◆ **WHAT YOU SHOULD DO**
Gather all lines in the records below that include the word "Pendrive".
*** PROVIDED ENTRIES ***
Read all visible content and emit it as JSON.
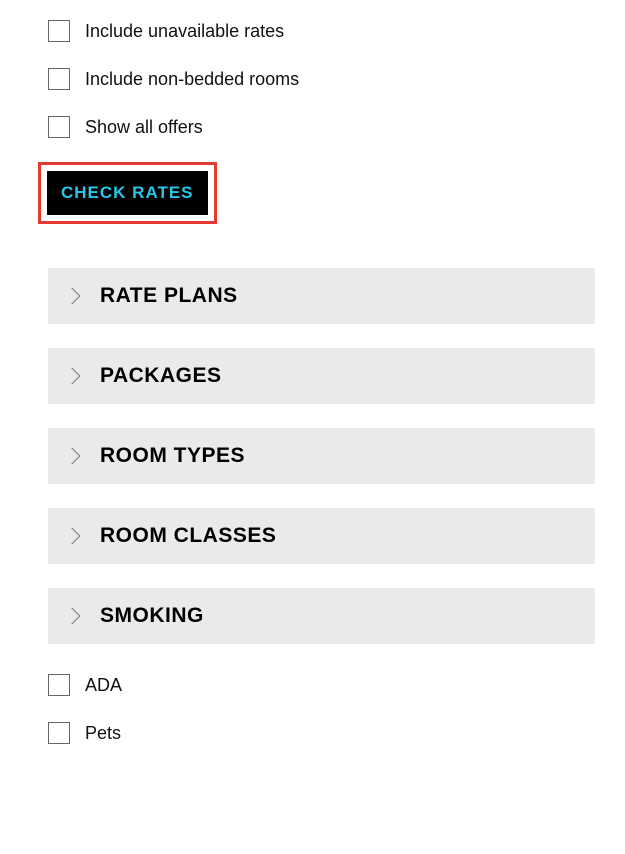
{
  "options_top": {
    "include_unavailable": "Include unavailable rates",
    "include_non_bedded": "Include non-bedded rooms",
    "show_all_offers": "Show all offers"
  },
  "check_rates_label": "CHECK RATES",
  "accordions": {
    "rate_plans": "RATE PLANS",
    "packages": "PACKAGES",
    "room_types": "ROOM TYPES",
    "room_classes": "ROOM CLASSES",
    "smoking": "SMOKING"
  },
  "options_bottom": {
    "ada": "ADA",
    "pets": "Pets"
  }
}
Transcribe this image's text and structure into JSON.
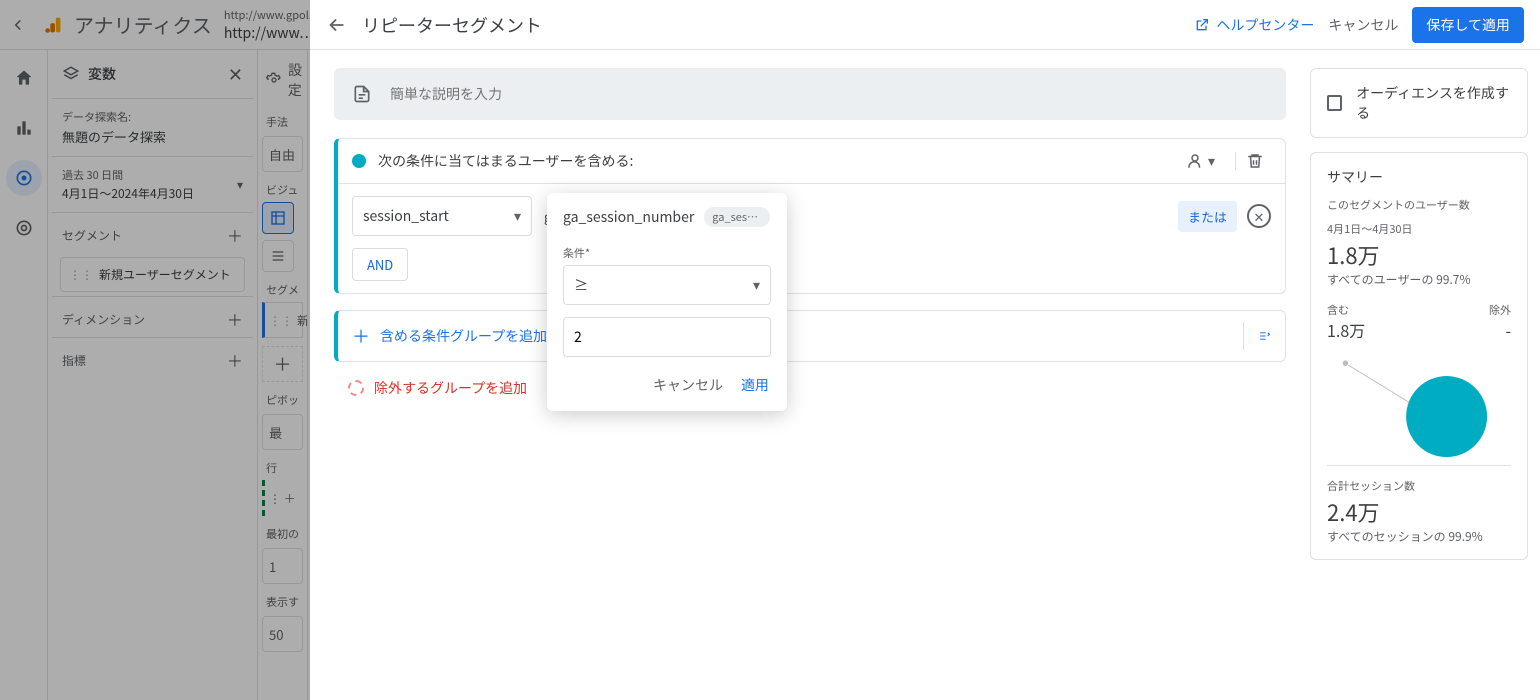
{
  "app": {
    "name": "アナリティクス",
    "property_url": "http://www.gpol.co.jp",
    "property_display": "http://www…"
  },
  "variables": {
    "title": "変数",
    "exploration_label": "データ探索名:",
    "exploration_value": "無題のデータ探索",
    "date_label": "過去 30 日間",
    "date_value": "4月1日～2024年4月30日",
    "segments_label": "セグメント",
    "segment_chip": "新規ユーザーセグメント",
    "dimensions_label": "ディメンション",
    "metrics_label": "指標"
  },
  "settings": {
    "title": "設定",
    "technique_label": "手法",
    "technique_value": "自由",
    "viz_label": "ビジュ",
    "seg_label": "セグメ",
    "seg_chip": "新",
    "pivot_label": "ピボッ",
    "pivot_value": "最",
    "rows_label": "行",
    "first_row_label": "最初の",
    "first_row_value": "1",
    "show_rows_label": "表示す",
    "show_rows_value": "50"
  },
  "panel": {
    "title": "リピーターセグメント",
    "help_label": "ヘルプセンター",
    "cancel_label": "キャンセル",
    "save_label": "保存して適用",
    "description_placeholder": "簡単な説明を入力",
    "include_title": "次の条件に当てはまるユーザーを含める:",
    "event_value": "session_start",
    "param_name": "ga_session_number",
    "param_chip": "ga_sessi…",
    "or_label": "または",
    "and_label": "AND",
    "add_group_label": "含める条件グループを追加",
    "exclude_label": "除外するグループを追加",
    "audience_label": "オーディエンスを作成する",
    "summary_title": "サマリー",
    "users_count_label": "このセグメントのユーザー数",
    "users_date_range": "4月1日～4月30日",
    "users_count": "1.8万",
    "users_pct": "すべてのユーザーの 99.7%",
    "include_label_small": "含む",
    "exclude_label_small": "除外",
    "include_value": "1.8万",
    "exclude_value": "-",
    "sessions_label": "合計セッション数",
    "sessions_value": "2.4万",
    "sessions_pct": "すべてのセッションの 99.9%"
  },
  "popover": {
    "param_name": "ga_session_number",
    "param_chip": "ga_sessi…",
    "condition_label": "条件*",
    "operator_value": "≥",
    "value": "2",
    "cancel_label": "キャンセル",
    "apply_label": "適用"
  },
  "chart_data": {
    "type": "pie",
    "title": "",
    "series": [
      {
        "name": "含む",
        "value": 18000,
        "color": "#00acc1"
      },
      {
        "name": "除外",
        "value": 0,
        "color": "#bdbdbd"
      }
    ],
    "subtitle": "すべてのユーザーの 99.7%"
  }
}
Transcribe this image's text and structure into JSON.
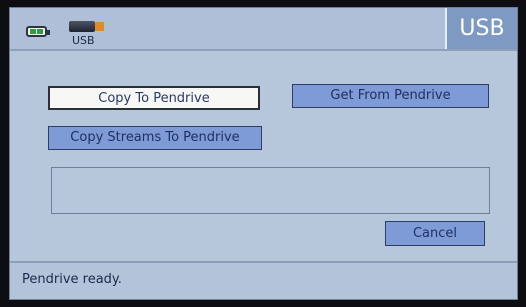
{
  "header": {
    "title": "USB",
    "usb_icon_label": "USB",
    "battery_icon": "battery-icon",
    "usb_icon": "usb-drive-icon"
  },
  "actions": {
    "copy_to_pendrive": "Copy To Pendrive",
    "get_from_pendrive": "Get From Pendrive",
    "copy_streams_to_pendrive": "Copy Streams To Pendrive",
    "cancel": "Cancel"
  },
  "message_area": {
    "value": ""
  },
  "status": {
    "text": "Pendrive ready."
  },
  "colors": {
    "background": "#b6c7dc",
    "title_box": "#7f9ac2",
    "button": "#7e9bd8",
    "selected_button": "#f7f7f5",
    "battery_level": "#2f9c3d",
    "usb_plug": "#e08a2a"
  }
}
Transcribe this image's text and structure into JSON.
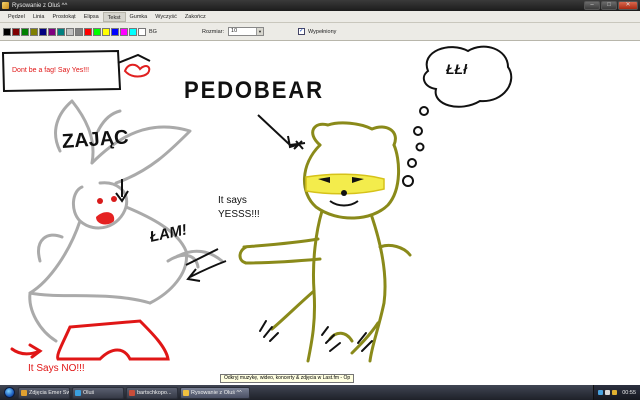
{
  "window": {
    "title": "Rysowanie z Oluś ^^",
    "buttons": [
      "–",
      "□",
      "✕"
    ]
  },
  "menu": {
    "items": [
      {
        "label": "Pędzel"
      },
      {
        "label": "Linia"
      },
      {
        "label": "Prostokąt"
      },
      {
        "label": "Elipsa"
      },
      {
        "label": "Tekst"
      },
      {
        "label": "Gumka"
      },
      {
        "label": "Wyczyść"
      },
      {
        "label": "Zakończ"
      }
    ],
    "active": "Tekst"
  },
  "palette": {
    "colors": [
      "#000000",
      "#7f0000",
      "#007f00",
      "#7f7f00",
      "#00007f",
      "#7f007f",
      "#007f7f",
      "#c0c0c0",
      "#808080",
      "#ff0000",
      "#00ff00",
      "#ffff00",
      "#0000ff",
      "#ff00ff",
      "#00ffff",
      "#ffffff"
    ],
    "bg_label": "BG",
    "size_label": "Rozmiar:",
    "size_value": "10",
    "fill_label": "Wypełniony",
    "fill_checked": true
  },
  "canvas": {
    "texts": {
      "box": "Dont be a fag! Say Yes!!!",
      "pedobear": "PEDOBEAR",
      "thought": "ŁŁł",
      "zajac": "ZAJĄC",
      "om": "ŁAM!",
      "says_line1": "It says",
      "says_line2": "YESSS!!!",
      "no": "It Says NO!!!"
    }
  },
  "tooltip": "Odkryj muzykę, wideo, koncerty & zdjęcia w Last.fm - Op",
  "taskbar": {
    "tasks": [
      {
        "label": "Zdjęcia Emer Swkah -...",
        "color": "#e0a030"
      },
      {
        "label": "Oluś",
        "color": "#3aa0e0"
      },
      {
        "label": "bartschkopo...",
        "color": "#c94d3a"
      },
      {
        "label": "Rysowanie z Oluś ^^",
        "color": "#f0c040"
      }
    ],
    "clock": "00:55"
  }
}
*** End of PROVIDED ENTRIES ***
◆ **WORKED SOLUTION**
    "copy_to_pendrive": "Copy To Pendrive",
    "get_from_pendrive": "Get From Pendrive",
    "copy_streams_to_pendrive": "Copy Streams To Pendrive",
    "text": "Pendrive ready."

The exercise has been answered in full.